Source: NIWA

NIWA is expanding its data science and Artificial Intelligence capabilities (AI) with a global recruitment campaign for eight new data scientists.
The new specialist staff will help service growing demand for advanced digital technologies which will be integrated into the organisation’s core sciences, products and services.
NIWA’s General Manager of Technology and Innovation Warrick Johnston says NIWA aims to build the largest and best resourced dedicated data science team in New Zealand.
“This team will allow NIWA to offer data science as a service to its researchers through ready-to-use tools, as well as undertaking complex machine learning, artificial intelligence, and computer vision activities for external customers. The innovations will make full use of NIWA’s supercomputing facilites.”
NIWA’s head of data science and supercomputing Dr Kameron Christopher says the expansion of data science capability makes a lot of sense for both NIWA and the wider-New Zealand research and commercial sectors.
“We are seeing an acceleration in demand from staff and external clients, and NIWA is in prime position to lead, given the vast scale of our data collection systems, our world leading scientific expertise in our core sciences, and our supercomputing power. The initiative will put NIWA at the forefront of data science technology in New Zealand.”
NIWA General Manager Research Dr Rob Murdoch says there is unlimited potential in the application of science across the organisation’s environmental research arms of freshwater, marine and climate.
“Data science will change the way we do research in the future. New technologies are enabling our scientists to collect enormous data sets that can now be analysed using AI and machine learning at unprecedented speeds and details. It is revolutionising the type of science we can do to address issues such as adapting to climate change, improving water quality of managing our fisheries.
NIWA has been a leader in adopting technologies that advance its scientific capabilities, and houses Aotearoa New Zealand’s largest supercomputing facility. This has enabled ground-breaking contributions to understanding of the global climate system and processes involved in some of the world’s most pressing environmental challenges.

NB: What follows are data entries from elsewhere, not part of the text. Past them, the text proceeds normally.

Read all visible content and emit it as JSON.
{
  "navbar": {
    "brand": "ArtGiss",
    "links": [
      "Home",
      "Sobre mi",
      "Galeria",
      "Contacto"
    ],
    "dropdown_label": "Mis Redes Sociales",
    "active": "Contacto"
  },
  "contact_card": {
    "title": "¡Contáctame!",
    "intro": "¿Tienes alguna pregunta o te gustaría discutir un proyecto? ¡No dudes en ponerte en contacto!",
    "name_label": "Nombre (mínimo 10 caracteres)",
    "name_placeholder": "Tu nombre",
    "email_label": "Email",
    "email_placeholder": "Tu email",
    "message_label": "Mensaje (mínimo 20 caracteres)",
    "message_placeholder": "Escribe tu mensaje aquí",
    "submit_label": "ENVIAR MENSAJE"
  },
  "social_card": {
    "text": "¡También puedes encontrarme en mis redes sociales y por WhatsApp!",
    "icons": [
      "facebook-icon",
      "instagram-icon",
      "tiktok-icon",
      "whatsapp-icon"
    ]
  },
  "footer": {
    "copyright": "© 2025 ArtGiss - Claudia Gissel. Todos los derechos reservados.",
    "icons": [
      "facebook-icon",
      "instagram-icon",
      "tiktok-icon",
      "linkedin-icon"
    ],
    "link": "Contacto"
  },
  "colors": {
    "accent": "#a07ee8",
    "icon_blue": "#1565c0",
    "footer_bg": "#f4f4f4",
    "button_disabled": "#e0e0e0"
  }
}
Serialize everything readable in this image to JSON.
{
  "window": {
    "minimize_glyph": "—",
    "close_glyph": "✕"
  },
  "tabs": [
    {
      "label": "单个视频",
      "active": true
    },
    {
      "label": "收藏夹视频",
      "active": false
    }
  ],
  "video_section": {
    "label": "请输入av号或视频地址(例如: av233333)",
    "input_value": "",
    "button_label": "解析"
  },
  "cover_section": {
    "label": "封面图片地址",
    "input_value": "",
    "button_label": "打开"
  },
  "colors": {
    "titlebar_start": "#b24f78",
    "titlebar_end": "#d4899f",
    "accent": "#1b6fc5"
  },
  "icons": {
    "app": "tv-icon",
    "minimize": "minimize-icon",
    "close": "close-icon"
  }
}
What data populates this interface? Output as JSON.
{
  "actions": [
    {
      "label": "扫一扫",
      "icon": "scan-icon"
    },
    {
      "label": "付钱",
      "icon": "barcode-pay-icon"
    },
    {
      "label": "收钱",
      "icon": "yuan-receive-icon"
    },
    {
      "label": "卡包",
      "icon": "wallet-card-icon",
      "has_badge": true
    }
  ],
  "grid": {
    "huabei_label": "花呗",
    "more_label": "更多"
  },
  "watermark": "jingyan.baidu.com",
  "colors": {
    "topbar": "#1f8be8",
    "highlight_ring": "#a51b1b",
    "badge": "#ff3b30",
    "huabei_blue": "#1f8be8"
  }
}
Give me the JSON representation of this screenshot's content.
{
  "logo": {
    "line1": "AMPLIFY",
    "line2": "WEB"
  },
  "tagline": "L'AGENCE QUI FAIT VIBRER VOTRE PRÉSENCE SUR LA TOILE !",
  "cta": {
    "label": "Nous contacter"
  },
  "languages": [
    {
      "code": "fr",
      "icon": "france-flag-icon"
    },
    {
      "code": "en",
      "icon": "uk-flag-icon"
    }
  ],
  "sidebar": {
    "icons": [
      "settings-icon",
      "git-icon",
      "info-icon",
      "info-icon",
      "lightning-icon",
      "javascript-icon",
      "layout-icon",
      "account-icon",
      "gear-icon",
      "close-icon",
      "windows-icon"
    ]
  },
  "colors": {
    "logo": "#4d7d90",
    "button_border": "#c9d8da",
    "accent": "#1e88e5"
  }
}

Dr Murdoch says NIWA’s investment in supercomputing means data science has huge potential to be used across a range of sectors, including primary production where many businesses are weather dependant.
“Data science is also likely to play an increasingly important role in helping New Zealand become carbon neutral and adapt to our changing climate.”
Dr Christopher says enhancing capability in areas such computer vision will be of huge benefit to NIWA. “Machine learning techniques will significantly speed up processes such as biosecurity and biodiversity monitoring.
Computer vision is already being used to identify invasive weeds and there are test projects for determining kelp density, shellfish identification and river flow monitoring. It could also assist the fishing industry in their uptake of camera-based systems for species and size identification.
Machine learning is also used widely in NIWA’s climate science to enhance forecasting abilities and was key to the sophisticated high-resolution forecasting provided to Emirates Team New Zealand for their successful defence of the America’s Cup.
Dr Christopher says businesses are demanding more data-based decision making that can be integrated with their own processes, such as supply chains.
“They are asking how weather and climate might affect assets and supply chains which is where we can help. One example is working with the financial and insurance sectors to better support their needs for climate-related financial disclosures and understanding long-term risks and impacts.”

MIL OSI